How long will opened wine last?
You’ve opened it, drunk a glass or two, just can’t finish it and now you’re wondering what to do with opened bottle of wine.
Wines will change as soon as they are opened and become in contact with the air. Some development is good but you can also get notes of oxidation, the fruity aromas disappear and the wine loses all those wonderful aromas it charmed you with when you first opening it. One thing you don’t want to do is leave it open, on the worktop and go to bed – that’s a fast track to having to put the wine in the sink the morning after (yep, we’ve all done that right!).
Do I need to put red wine in the fridge?
Whatever type of wine it is, put it in the fridge!
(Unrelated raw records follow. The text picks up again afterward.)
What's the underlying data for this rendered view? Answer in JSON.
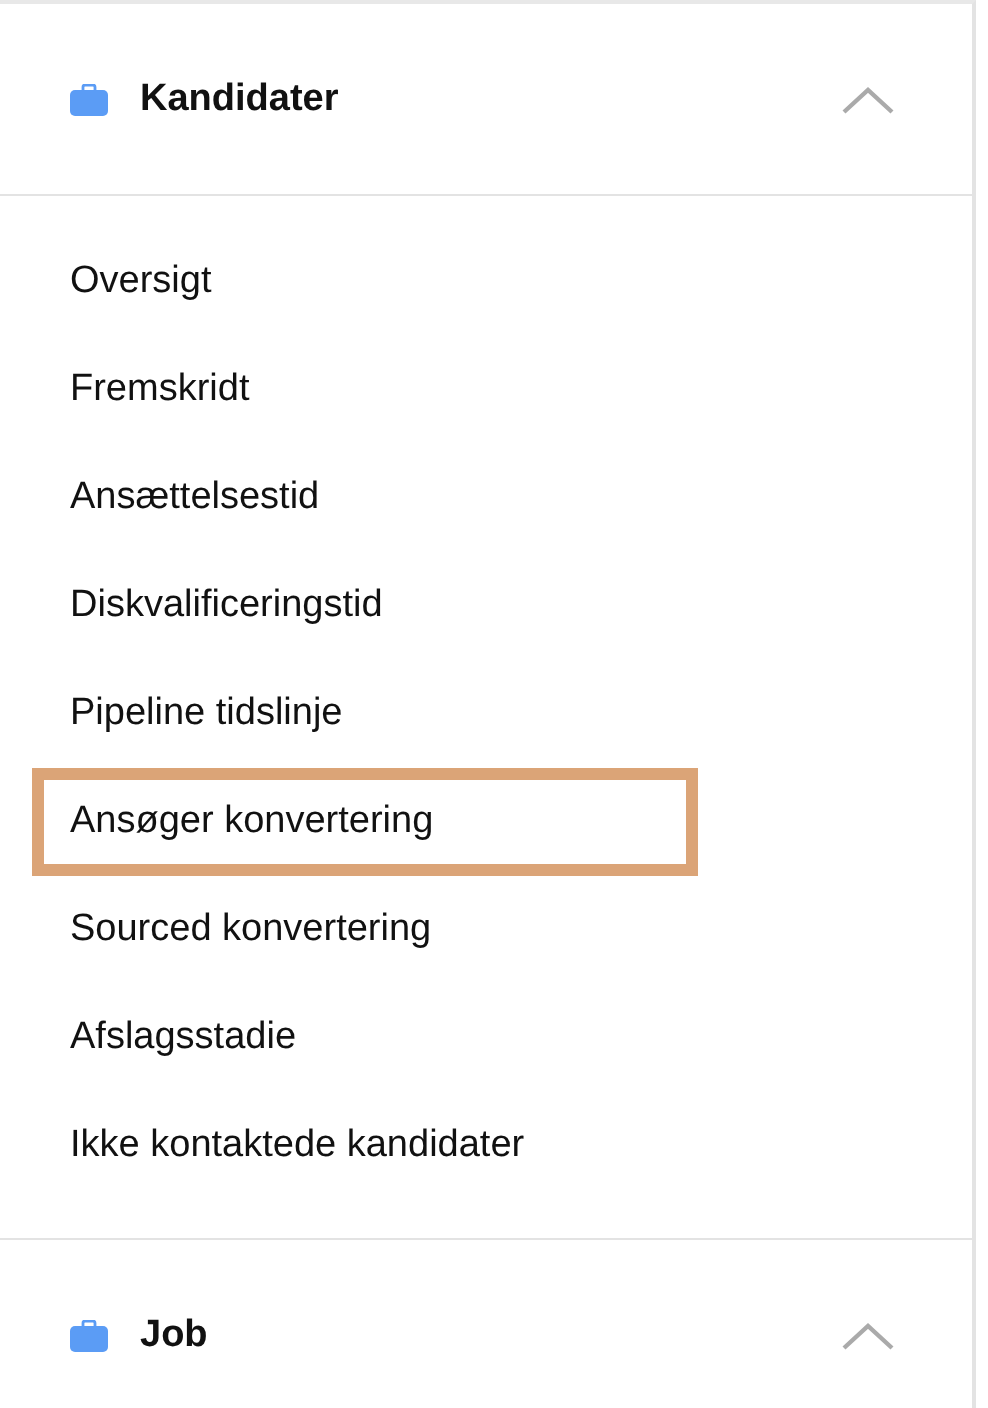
{
  "sections": [
    {
      "title": "Kandidater",
      "expanded": true,
      "items": [
        {
          "label": "Oversigt",
          "highlighted": false
        },
        {
          "label": "Fremskridt",
          "highlighted": false
        },
        {
          "label": "Ansættelsestid",
          "highlighted": false
        },
        {
          "label": "Diskvalificeringstid",
          "highlighted": false
        },
        {
          "label": "Pipeline tidslinje",
          "highlighted": false
        },
        {
          "label": "Ansøger konvertering",
          "highlighted": true
        },
        {
          "label": "Sourced konvertering",
          "highlighted": false
        },
        {
          "label": "Afslagsstadie",
          "highlighted": false
        },
        {
          "label": "Ikke kontaktede kandidater",
          "highlighted": false
        }
      ]
    },
    {
      "title": "Job",
      "expanded": true
    }
  ]
}
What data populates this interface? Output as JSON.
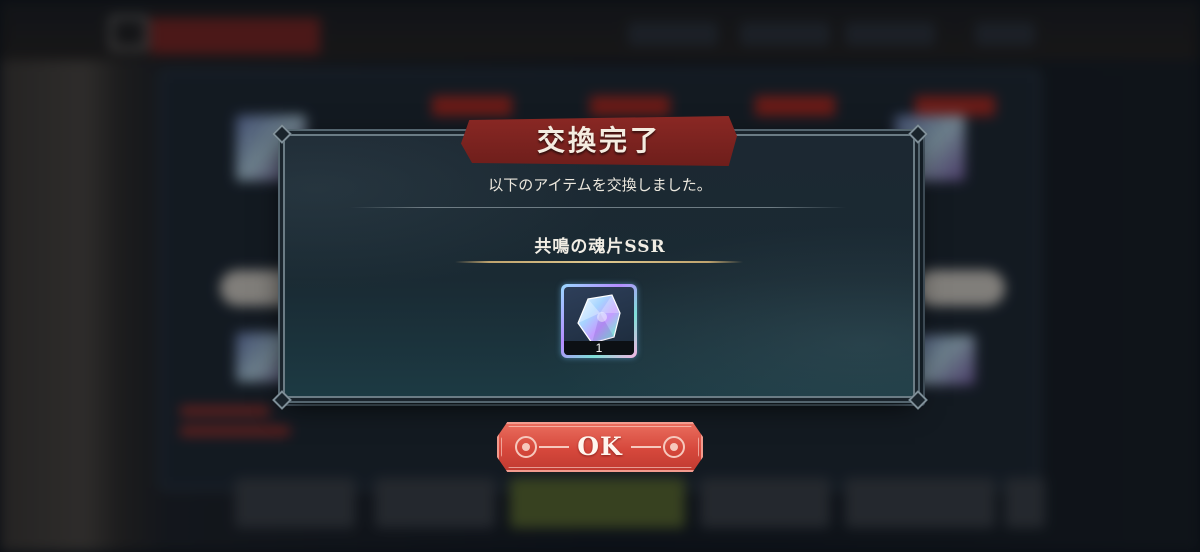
{
  "dialog": {
    "title": "交換完了",
    "message": "以下のアイテムを交換しました。",
    "item_name": "共鳴の魂片SSR",
    "item_quantity": "1",
    "item_icon": "ssr-soul-shard-crystal"
  },
  "ok_button": {
    "label": "OK"
  },
  "colors": {
    "banner_red": "#8a2824",
    "button_red": "#d6483c",
    "gold_separator": "#e0c98f",
    "dialog_bg": "#1c2832"
  }
}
Yes, even red wine needs to go in the fridge, the
low temperature will slow down the chemical reactions between the wine and the air and keep them fresher for longer.
How do I close an opened bottle of wine?
This is why we LOVE screw caps which give you the chance to close AND lay back down in your fridge but if your bottle has a natural cork, just ram in the narrower end of the cork and your wine will be fine the day after. Just leave it for half an hour out of the fridge before enjoying and it'll be great.
With a cork back in the top it’ll be fine for a couple of days, but with something to remove the air you’ll find they stay fresh and hardly changed for a week.
I love Vacuvin for this. It’s a cheap invention comprising a pump and a rubber stopper. You pump out the oxygen and in a fridge your wine will keep for a week at least.
What to do with Sparkling wine that’s opened?
There is this legend about putting a spoon in the top but the only way to keep the bubbles in a bottle is to stop them from escaping with a champagne stopper. It’s good for any type of sparkling wine just that the common name is champagne or Sekt-stopper.
Here's a link to the a couple of items that will save your wine:
If you have a wine that you want to keep for longer, then you will want to invest im a Coravin : a nifty piece of machinery that pierces the cork, lets you pour just the amount you want and then reseals your wine with a layer of argon.
Enjoy this tip? This is just one of the questions we cover on our 4-week online wine course, Get Comfy with Wine. Join us for the next round!